Located on the Vulture Peak to the north of Xiantong Temple, the Pusading Temple, also called Great Wenshu Temple, is the biggest Lamaist temple in Mount Wutai. It was originally built in the Northern Wei Dynasty (386-534), and rebuilt and expanded in the Qing Dynasty. Its structure was modeled on the imperial palace with three-colored tiles and fine-polished blue bricks, and its grand luxury ranks the top of all temples in Mount Wutai.
The Shuxiang Temple, built in the Yuan Dynasty, is the southwest neighbor of Tayuan Temple. In this temple, you will see a nearly 9.9-meter-high statue of the Manjusri Bodhisattva riding on a suanni, a legendary animal, which is the tallest statue of Manjusri Bodhisattva in Mount Wutai.
To the east of the Xiantong Temple is the Luohou Temple, which was set up as a Lamaist temple in the Tang Dynasty. One of its wonders is a wooden lotus-shaped flower. A mechanic device turns it so the wooden petals could open and close. Inside are carved Buddhist figures on a square platform.
Major Scenic Spots

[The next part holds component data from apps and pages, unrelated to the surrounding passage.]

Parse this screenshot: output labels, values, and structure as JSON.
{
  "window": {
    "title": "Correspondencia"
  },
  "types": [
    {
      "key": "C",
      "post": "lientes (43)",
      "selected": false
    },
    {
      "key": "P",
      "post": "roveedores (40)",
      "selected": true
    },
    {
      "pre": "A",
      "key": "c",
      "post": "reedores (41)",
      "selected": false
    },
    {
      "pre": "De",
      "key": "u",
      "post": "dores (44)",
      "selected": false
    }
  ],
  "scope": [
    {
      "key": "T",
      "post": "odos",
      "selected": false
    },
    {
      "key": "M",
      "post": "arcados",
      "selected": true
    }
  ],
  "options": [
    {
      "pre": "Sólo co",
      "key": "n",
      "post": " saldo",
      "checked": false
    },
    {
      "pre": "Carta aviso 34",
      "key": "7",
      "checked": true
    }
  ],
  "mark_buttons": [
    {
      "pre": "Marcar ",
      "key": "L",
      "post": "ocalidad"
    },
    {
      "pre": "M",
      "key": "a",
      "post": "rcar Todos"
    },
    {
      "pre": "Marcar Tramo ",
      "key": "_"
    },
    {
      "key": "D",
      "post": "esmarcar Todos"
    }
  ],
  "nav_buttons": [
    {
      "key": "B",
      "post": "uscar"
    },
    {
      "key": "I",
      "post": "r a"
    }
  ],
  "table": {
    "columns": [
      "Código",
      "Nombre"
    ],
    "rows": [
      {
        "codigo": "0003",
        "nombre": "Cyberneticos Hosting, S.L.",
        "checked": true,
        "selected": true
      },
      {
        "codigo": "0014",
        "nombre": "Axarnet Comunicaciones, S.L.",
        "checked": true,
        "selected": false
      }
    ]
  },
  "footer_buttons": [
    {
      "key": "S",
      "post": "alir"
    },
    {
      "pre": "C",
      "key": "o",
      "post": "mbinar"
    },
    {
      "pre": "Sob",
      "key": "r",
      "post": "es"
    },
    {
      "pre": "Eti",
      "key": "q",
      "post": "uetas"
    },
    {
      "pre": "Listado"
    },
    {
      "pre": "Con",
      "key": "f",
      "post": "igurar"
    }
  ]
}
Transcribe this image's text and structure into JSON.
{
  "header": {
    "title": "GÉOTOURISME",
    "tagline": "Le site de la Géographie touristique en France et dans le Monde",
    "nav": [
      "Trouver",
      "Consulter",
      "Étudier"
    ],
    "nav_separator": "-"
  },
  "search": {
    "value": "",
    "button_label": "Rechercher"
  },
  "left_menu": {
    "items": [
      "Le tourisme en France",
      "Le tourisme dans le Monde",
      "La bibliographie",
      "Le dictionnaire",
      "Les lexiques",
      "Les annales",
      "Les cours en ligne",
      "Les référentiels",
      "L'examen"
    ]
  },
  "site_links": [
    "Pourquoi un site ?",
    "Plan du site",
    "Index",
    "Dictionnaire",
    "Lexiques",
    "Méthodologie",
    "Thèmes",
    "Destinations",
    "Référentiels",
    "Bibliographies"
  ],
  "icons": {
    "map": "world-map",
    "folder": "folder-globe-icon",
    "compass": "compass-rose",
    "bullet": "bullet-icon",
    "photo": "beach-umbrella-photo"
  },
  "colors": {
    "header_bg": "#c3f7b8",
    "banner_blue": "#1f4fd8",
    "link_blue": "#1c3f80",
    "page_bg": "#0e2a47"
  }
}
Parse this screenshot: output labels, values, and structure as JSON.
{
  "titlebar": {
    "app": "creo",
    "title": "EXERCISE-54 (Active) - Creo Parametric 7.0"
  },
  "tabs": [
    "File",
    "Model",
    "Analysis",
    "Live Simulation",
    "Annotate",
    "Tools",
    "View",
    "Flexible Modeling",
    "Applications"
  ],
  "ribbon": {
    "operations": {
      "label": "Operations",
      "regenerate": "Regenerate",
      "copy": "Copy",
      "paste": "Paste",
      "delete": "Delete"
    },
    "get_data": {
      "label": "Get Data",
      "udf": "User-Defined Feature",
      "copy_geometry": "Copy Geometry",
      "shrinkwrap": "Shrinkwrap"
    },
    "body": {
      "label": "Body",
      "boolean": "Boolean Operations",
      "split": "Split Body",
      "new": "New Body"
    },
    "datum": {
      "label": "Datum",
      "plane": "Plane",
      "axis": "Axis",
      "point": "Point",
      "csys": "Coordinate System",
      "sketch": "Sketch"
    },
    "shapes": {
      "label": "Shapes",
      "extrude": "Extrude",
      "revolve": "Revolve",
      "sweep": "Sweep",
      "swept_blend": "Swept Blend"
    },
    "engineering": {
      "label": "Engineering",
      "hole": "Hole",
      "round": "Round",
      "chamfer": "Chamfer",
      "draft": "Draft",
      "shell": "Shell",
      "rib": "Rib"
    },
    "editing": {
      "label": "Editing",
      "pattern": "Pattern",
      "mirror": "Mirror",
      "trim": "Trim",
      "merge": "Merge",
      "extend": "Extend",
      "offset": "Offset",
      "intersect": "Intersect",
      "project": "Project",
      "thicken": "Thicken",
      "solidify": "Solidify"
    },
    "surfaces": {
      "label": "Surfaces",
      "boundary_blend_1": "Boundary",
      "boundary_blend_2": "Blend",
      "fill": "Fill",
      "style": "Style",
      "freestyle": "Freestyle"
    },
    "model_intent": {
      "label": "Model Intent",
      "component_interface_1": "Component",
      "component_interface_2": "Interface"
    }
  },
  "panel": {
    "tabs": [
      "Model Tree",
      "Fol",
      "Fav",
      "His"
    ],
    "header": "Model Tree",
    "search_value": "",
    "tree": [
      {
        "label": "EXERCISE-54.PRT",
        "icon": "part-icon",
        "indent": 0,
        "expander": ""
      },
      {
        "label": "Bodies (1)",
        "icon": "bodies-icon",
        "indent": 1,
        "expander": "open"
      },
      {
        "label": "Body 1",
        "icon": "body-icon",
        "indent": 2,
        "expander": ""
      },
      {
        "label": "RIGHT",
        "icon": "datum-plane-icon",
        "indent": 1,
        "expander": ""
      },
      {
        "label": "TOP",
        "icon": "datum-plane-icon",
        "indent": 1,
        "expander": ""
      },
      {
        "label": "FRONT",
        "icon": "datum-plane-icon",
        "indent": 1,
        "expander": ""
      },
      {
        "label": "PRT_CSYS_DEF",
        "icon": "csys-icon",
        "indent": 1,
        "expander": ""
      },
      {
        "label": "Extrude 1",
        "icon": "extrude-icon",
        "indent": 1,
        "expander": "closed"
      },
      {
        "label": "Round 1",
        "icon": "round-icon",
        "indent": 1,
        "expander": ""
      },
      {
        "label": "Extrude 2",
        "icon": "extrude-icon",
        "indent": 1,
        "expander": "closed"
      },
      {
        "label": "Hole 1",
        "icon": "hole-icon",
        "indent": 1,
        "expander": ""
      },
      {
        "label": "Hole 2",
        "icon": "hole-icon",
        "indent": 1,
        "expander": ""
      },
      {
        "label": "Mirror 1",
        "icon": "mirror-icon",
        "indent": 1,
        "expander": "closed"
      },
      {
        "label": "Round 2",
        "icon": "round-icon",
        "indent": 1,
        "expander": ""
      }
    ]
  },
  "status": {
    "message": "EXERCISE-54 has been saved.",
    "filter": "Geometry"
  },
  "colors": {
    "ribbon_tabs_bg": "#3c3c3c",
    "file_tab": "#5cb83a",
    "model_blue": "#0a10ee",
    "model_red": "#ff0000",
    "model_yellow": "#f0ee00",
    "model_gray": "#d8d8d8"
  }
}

Mount Wutai is the highest in the northern China. Originally named Mount Wufeng (meaning Five Peaks Mountain), Mount Wutai is surrounded by five flat-topped peaks spreading on a 250-sq-km area in the east, south, west, north, and middle, and the five peaks have an average altitude of over 3,000 meters.
With a height of 2,795 meters above sea level, the East Peak, also named Wanghai Peak (Peak Overlooking the Sea), is an ideal place to admire the beautiful sea of clouds and the sunrise in the morning.
The South Peak, also called Jinxiu Peak, is 2,485 meters above sea level. This peak looks like an over-turned bowel and its beauty is in the colorful flowers that grow all over it.
The West Peak, also named Guayue Peak (Hanging Moon Peak), reaches an altitude of 2,773 meters. This peak is known and so named for its unique sight in the evening when you can see the elegant and graceful moon hanging like a mirror above the dense pine trees on the flat open peak.
The North Peak, also named Yedou Peak, is the main peak of the mountain. With a height of 3,058 meters above sea level, it is known as the Roof Ridge of North China. Looking towards the north from the peak, you can see Mount Hengshan blanketed in endless greenery.
The Central Peak, rising 2,894 meters above sea level, is also called Cuiyan Peak (Peak of Green Rocks). The rocks are green not because of their own color, but because of the moss on their surface.